Another aspect of VDI is that it is highly effective when used in tandem with Commvault Cloud Customers Shield. The two solutions work hand in hand thanks to the extensive set of features available for cloud backup and data protection.
One great example of this collaboration is when an individual business owner creates an app for his smartphone and accesses it from anywhere. Since the app is stored in the cloud, all of the data protection settings that are set on the smartphone are also applied to the cloud just like with services such as Commvault Cloud Customers Shield.
There are a number of additional factors that come into play when looking at the integration of cloud backup with Commvault Cloud Customers Shield. For example, all cloud vendors offer highly available and easy-to-use management consoles.
Many cloud vendors also offer highly available security and compliance tools that greatly simplify the compliance and regulatory reporting process of cloud vendors. In addition, there are a number of third party components that can be used by cloud vendors, which allows customers to take full control of their data.
A key advantage of VDI is that VDI and cloud backup are highly effective when used together. For instance, an enterprise administrator can install applications, create workstations, and run custom programs on a cloud data management server without needing to have any knowledge of how the VDI is installed or run.
However, cloud data management servers offer more than just remote access. A VDI application hosted on a cloud data management server will allow IT professionals to make more use of the computer resources available on the cloud.
The ability to use VDI and cloud backup is only one of the many ways in which users can utilize managed services. Another way in which they can be used together is via granular recovery.
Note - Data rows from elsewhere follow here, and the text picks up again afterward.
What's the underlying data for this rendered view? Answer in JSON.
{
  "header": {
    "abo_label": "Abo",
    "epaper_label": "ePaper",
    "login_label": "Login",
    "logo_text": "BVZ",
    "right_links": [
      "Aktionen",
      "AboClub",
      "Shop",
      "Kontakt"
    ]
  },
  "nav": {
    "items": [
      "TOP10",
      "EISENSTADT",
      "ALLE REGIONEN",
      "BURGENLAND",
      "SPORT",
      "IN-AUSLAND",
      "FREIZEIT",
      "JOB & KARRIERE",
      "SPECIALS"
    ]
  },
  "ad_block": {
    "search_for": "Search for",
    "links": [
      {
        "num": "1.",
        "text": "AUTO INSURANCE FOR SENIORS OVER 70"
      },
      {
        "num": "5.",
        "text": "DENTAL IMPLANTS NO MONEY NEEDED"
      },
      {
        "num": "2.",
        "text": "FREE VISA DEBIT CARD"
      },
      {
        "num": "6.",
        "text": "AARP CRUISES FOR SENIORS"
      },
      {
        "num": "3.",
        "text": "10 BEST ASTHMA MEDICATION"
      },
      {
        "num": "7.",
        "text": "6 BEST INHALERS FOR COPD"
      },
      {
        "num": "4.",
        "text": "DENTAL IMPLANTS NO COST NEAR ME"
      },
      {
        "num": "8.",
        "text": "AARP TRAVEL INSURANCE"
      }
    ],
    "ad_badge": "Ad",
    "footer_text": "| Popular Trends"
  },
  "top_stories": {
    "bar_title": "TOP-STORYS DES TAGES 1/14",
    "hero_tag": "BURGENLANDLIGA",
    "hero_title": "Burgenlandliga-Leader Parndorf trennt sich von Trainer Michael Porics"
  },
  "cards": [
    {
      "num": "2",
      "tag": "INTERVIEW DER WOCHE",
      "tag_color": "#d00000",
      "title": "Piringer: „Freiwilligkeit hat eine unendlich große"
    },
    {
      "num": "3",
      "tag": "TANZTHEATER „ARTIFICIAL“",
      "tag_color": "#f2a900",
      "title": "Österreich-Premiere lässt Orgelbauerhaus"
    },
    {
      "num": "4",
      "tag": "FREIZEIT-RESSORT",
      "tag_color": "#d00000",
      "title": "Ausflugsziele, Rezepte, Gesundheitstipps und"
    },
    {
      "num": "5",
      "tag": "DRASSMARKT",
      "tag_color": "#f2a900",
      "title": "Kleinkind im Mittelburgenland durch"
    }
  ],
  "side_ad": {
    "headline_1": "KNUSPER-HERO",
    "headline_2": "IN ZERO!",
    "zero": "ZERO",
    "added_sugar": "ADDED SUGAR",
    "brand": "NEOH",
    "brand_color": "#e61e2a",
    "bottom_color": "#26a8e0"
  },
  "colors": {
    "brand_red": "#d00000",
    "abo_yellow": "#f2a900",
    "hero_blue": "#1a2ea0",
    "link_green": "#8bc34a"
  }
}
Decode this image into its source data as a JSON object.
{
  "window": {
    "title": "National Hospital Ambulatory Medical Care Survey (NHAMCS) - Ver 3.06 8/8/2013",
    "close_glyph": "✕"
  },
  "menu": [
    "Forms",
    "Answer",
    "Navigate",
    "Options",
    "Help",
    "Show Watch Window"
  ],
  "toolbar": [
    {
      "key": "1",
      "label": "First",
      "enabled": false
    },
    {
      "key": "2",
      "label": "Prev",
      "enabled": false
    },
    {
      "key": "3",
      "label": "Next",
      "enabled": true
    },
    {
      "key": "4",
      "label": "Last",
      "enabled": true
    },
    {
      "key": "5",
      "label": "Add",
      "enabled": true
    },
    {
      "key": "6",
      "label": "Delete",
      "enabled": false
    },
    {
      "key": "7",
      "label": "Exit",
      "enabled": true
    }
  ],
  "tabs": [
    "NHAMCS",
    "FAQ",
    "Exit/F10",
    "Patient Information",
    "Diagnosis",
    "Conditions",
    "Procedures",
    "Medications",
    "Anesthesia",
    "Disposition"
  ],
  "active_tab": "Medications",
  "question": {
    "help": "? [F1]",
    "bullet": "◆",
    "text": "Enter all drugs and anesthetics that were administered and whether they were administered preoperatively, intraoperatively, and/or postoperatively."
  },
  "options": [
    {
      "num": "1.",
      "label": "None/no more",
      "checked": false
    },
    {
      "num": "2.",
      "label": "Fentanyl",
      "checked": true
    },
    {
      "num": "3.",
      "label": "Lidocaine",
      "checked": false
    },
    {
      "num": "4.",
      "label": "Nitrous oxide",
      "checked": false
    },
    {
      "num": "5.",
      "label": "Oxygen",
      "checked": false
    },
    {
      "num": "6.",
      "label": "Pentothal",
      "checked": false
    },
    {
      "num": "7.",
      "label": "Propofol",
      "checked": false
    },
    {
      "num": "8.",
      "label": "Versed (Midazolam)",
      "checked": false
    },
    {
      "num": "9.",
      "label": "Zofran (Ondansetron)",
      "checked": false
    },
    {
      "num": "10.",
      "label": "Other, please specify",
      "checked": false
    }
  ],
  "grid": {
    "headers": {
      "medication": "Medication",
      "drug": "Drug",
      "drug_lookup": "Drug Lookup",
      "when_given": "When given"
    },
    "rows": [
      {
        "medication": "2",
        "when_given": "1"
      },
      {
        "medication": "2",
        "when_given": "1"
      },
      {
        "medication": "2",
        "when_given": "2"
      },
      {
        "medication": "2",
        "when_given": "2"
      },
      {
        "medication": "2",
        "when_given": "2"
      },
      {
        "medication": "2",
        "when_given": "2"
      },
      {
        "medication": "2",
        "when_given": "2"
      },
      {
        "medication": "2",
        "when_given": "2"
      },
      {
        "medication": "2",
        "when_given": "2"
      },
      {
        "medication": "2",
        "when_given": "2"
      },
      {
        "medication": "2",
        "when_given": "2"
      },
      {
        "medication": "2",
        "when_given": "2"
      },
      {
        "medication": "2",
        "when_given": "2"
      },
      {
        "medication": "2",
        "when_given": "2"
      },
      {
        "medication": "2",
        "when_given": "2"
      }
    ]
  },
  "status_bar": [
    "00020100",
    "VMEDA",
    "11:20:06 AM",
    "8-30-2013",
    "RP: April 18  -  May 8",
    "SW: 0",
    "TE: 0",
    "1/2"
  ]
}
With granular recovery, IT professionals can restore only a portion of a particular disaster recovery plan, rather than having to retrieve and recover the entire thing. There are a variety of other ways in which cloud backups and VDI can be used to enhance the efficiency of an enterprise’s disaster recovery efforts.
Are businesses ready for this integration? Let’s see what how this pans out.